Awards and citations:


1997: Le Prix du Champagne Lanson Noble Cuvée Award for investigations into Champagne for the Millennium investment scams

2001: Le Prix Champagne Lanson Ivory Award for investdrinks.org

2011: Vindic d'Or MMXI – 'Meilleur blog anti-1855'

2011: Robert M. Parker, Jnr: ‘This blogger...’:

2012: Born Digital Wine Awards: No Pay No Jay – best investigative wine story

2012: International Wine Challenge – Personality of the Year Award




Thursday, 6 October 2016

#2016 Loire harvest – Vouvray and Montlouis


Vines on the plateau above Rochecorbon 
The speck just above the trees is a Ryanair 
plane coming in to land at Tours Airport


Vouvray
Yesterday we had a brief look again at Vouvray – on Thursday (29th) we had dropped in on Michel Autran where we also saw Vincent Carême. 

"Parcay-Meslay was one of the worst hit communes by the April frost. We lost 80% of the crop, some lost 100%. We will start picking tomorrow. The remaining grapes are at 11% potential, which is fine for sparkling Vouvray which is our main focus. Although, however, we are increasing the proportion of our still wine as we have a good market in the United States for this."

Then on our way into Tours for CRM's late birthday lunch we dropped in on Château Gaudrelle and saw Cyril Nénin, the maître de chai:
"We haven't started picking yet as the the heat of July and August stopped the grapes from maturing. However, with the fine weather we can afford to take our time. At the moment the grapes are between 11.5% to 12% potential. We are waiting for them to attain 13%. The cool nights are keeping the acidity up. There is some noble rot developing, especially at Le Vigneau in Vouvray itself, and we hope we can make some sweet wine.

Although our old vines got frosted between 20%-30%, overall our potential yields are not bad – between 35-40 hl/ha. 

Montlouis 
Although parts of Vouvray have clearly been hit hard by the frost etc., Montlouis unfortunately looks to have come of worst. When we saw François Chidaine and Jacky Blot last Thursday both were pessimistic. François thought what little there was to be harvested would be picked this week, while Jacky said it would be surprised if they managed 10hl/ha. On the other hand he said the Cabernet Franc at La Butte (Bourgueil) was magnificent. Being on a slope his Bourgueil had escaped the April frost. Picking here wouldn't start before the middle of October.       
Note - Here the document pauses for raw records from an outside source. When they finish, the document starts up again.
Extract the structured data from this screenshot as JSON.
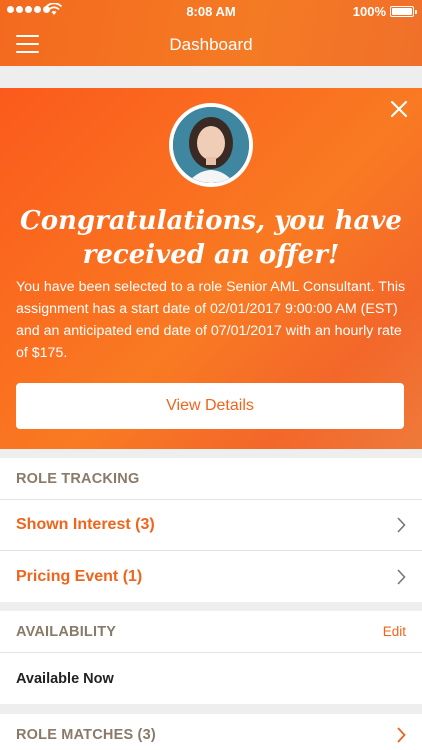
{
  "status_bar": {
    "time": "8:08 AM",
    "battery": "100%",
    "signal_icon": "signal-dots-icon",
    "wifi_icon": "wifi-icon",
    "battery_icon": "battery-icon"
  },
  "nav": {
    "title": "Dashboard",
    "menu_icon": "hamburger-menu-icon"
  },
  "offer": {
    "title": "Congratulations, you have received an offer!",
    "body": "You have been selected to a role Senior AML Consultant. This assignment has a start date of 02/01/2017 9:00:00 AM (EST) and an anticipated end date of 07/01/2017 with an hourly rate of $175.",
    "button": "View Details",
    "close_icon": "close-icon"
  },
  "role_tracking": {
    "title": "ROLE TRACKING",
    "items": [
      {
        "label": "Shown Interest (3)"
      },
      {
        "label": "Pricing Event (1)"
      }
    ]
  },
  "availability": {
    "title": "AVAILABILITY",
    "edit": "Edit",
    "value": "Available Now"
  },
  "role_matches": {
    "title": "ROLE MATCHES (3)"
  },
  "colors": {
    "accent": "#f0641c",
    "section_title": "#8a7a6a"
  }
}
 Vines on the plateau above Rochecorbon 
The speck just above the vines is a Ryanair 
plane coming in to land at Tours Airport


 Picking machine in transit 
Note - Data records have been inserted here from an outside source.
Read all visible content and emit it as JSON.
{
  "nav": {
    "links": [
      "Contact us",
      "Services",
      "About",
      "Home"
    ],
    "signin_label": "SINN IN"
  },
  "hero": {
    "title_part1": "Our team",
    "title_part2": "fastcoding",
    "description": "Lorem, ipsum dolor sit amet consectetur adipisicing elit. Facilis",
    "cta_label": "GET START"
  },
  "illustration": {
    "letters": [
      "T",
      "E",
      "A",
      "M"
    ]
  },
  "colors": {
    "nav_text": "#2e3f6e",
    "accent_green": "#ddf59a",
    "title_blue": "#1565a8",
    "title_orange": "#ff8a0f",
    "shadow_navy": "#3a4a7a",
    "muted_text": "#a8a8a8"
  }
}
 Chenin Blanc in a vineyard above Rochecorbon 
Looked to reasonable quality but a small crop. Some botrytis developing. 
With the current fine weather this could be interesting.
(above and below) 



Mildewed leaf – one of the 'icons' of 2016!

3 comments:

peter said...

"We haven't started picking yet as the the heat of July and August stopped the grapes from maturing."

I don't understand this, why the heat stopped...?

Jim Budd said...

Peter. Vines like other plants shut down when under stress. So here a combination of heat and drought caused the vines to shut down to protect themselves instead of expending energy on getting their grapes to ripen.

peter said...

Thanks